It’s not easy getting heat into the boiler. It might be the losses are too great. Is the wood wrap enough of an insulation? I might have to measure the cooling curve and from this establish the heat loss to ambient.
I’m heating the small vertical boiler with a methylated spirits burner. This burner is being fed by a chicken feeder.
Maybe the boiler is losing heat too fast? I wrapped the boiler in a sheet of Teflon, then a sheet of thick paper and then a layer of oak.
Surface Area versus Volume
The total volume of this small vertical boiler is small, but with this the area is quite large. The key is probably the total heating area versus volume of fluid.
Heat Input Power
The spirit burner is a ring that has feet to raise it off the floor and so let air into the middle. It has a chicken feeder bowl and cooling fins soldered to the supply pipe.
I originally had cotton wool and gauze in the burner, I’ve now switched that to ceramic fibre and this works much better. The flame when the burner is not under the boiler is significant, I would say quite fierce.

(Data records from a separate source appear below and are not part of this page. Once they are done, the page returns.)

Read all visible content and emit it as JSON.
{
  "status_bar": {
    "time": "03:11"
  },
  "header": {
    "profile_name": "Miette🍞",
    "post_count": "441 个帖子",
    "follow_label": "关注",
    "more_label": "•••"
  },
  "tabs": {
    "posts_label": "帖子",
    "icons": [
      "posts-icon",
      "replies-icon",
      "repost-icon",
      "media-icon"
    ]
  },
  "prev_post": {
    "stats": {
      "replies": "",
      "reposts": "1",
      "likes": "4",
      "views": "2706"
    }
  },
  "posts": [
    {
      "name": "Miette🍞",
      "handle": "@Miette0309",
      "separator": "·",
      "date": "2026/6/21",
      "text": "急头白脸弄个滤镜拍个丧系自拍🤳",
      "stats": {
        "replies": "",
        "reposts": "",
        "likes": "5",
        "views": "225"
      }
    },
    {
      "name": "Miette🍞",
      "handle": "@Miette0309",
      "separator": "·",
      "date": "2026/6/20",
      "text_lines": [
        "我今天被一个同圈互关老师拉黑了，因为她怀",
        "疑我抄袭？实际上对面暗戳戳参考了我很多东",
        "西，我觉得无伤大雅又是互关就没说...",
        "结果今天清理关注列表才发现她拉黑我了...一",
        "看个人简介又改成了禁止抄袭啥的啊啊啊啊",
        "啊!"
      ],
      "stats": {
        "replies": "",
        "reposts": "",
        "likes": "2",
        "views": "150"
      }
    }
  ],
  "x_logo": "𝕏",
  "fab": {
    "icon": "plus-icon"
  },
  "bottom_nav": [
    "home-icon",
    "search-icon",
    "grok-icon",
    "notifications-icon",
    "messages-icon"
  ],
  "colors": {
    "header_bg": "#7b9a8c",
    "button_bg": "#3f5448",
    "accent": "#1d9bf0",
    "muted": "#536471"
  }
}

The ability to burn a fuel efficiently is down to a number of things, one big factor is getting oxygen to the flame. The oxygen is in the form of air and to get air in we need to get the burnt fuel and gases out. This means a good draft is required. When I put my hand over the top of the chimney there is just a limited flow of heat, nothing like the heat output from the burner out in the open. If lots of heat was being transferred to the water then that might be ok. But it’s not getting hot that quickly. Therefore, I believe the flame is much reduced once under the boiler.
I need more air in and more air out.
Distance from Flame
The distance from the flame to the object being heated is important. I use this parameter all of the time when I’m soldering, annealing or forming.
So, why did I not really pay much attention to this when making the firebox?
This calls for some tests to establish the optimum setup for the boiler, burner, enclosure and air flow distribution.
- Instrument the boiler with a thermocouple and a data logger
- Measure the cooling rate of the boiler to establish the heat loss rate
- Measure the heating rate with the ceramic methylated spirit burner in current configuration
- Modify air flow
- Modify distance from burner to boiler
- Thermal insulation
The boiler now has two thermocouples. One at the top in the steam region and one in the lower side in the water region.
I also have an ambient air temperature probe.
All data is being logged with a Pico Technology TC-08 thermocouple data logger.
The cooling curve of an object is a great first measurement.
This will allow me to build a simple mathematical model of the boiler and from this estimate the heat loss. We will actually get heat loss versus temperature.
This simple mathematical model has allowed me to estimate the heat loss to be 35W and the heat input to be 54W when operating at 40psi.
This has given me a lot more data for the initial design of the boiler.
I built another firebox that would allow me to change the distance between the burner and the boiler. Then with the instrumented boiler and the model I could estimate the heat input.
This plot shows that the peak in heat output is when the burner is around 85mm from the base of the boiler. Also, it shows that this firebox and burner is producing nearly double the amount of heat that the original design generated.
I checked this calculation by looking at the boiler temperature versus time data. The original firebox and burner took just under 8 minutes to take the water from 60°C to 100°C. The new firebox and burner took just over 2 mins 30s for this same temperature change. You have to consider heat losses and heat input, but this makes sense.
6. Thermal Insulation
Electrically heating the boiler has given me control over the boiler and allowed me to use combustible insulation materials.
At the designed operating point of 40psi and 140°C bulk water temperature the heat loss unclad is ~35W and with maximum cladding it is around 12W.
The Solution: a Steam Raising Blower
Two different designs of steam raising blower.
Both increase the heat input into the boiler from ~50W to ~350W. A seven fold increase is not to be sniffed at.